[Listed records Boundary: Start]

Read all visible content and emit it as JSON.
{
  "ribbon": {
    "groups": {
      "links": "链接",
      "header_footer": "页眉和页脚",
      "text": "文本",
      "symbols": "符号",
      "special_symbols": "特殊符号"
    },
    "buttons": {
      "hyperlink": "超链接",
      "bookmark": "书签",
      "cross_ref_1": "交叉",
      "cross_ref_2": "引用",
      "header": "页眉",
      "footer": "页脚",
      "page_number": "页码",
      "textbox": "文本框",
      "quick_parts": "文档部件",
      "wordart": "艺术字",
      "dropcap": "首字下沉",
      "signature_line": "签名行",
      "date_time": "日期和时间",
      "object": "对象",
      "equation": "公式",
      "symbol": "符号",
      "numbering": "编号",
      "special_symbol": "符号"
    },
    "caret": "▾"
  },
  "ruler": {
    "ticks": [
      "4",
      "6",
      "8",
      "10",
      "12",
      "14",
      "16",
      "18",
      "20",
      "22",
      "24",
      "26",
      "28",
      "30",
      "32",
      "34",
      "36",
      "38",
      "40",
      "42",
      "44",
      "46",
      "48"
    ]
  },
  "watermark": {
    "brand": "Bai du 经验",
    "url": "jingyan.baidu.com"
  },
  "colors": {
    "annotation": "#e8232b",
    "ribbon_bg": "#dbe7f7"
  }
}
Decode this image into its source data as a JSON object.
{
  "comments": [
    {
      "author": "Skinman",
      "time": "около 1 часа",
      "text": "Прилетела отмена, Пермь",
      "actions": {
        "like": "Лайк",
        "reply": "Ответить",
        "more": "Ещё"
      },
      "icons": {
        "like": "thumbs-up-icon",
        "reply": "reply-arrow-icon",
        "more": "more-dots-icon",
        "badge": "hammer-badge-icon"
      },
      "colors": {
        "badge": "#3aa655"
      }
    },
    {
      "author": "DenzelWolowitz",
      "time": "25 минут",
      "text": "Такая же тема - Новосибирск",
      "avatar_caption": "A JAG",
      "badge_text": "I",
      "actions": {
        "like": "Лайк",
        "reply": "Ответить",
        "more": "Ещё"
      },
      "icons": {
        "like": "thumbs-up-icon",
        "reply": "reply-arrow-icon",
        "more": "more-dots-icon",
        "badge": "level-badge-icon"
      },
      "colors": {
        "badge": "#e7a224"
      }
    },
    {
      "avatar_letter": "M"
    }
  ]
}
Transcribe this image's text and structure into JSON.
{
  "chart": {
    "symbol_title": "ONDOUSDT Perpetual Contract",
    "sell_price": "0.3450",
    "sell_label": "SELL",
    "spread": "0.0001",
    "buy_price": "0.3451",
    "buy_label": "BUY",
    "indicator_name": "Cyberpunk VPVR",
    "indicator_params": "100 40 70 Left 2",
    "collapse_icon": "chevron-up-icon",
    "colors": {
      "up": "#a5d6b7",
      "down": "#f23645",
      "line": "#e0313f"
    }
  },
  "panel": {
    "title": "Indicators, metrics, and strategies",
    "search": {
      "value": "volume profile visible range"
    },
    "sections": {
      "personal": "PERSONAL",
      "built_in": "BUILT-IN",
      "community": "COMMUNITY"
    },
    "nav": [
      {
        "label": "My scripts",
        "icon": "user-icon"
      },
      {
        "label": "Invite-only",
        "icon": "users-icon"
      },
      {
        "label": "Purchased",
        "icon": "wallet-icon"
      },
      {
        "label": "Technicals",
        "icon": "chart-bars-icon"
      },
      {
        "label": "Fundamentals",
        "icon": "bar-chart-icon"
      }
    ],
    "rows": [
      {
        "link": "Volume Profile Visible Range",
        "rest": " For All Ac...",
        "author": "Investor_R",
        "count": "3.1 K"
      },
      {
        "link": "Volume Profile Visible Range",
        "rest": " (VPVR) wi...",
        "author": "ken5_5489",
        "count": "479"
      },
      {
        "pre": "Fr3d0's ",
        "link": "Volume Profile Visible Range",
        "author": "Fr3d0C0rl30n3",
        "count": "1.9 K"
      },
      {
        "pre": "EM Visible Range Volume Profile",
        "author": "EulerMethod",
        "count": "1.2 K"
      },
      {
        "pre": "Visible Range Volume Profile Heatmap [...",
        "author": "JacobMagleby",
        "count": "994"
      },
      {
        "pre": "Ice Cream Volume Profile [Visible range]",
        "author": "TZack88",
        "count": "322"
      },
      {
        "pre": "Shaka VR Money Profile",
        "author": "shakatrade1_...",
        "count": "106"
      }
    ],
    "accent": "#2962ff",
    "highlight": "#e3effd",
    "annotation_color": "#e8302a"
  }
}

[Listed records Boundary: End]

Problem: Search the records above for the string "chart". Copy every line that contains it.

Answer to the problem:
  "chart": {
        "icon": "chart-bars-icon"
        "icon": "bar-chart-icon"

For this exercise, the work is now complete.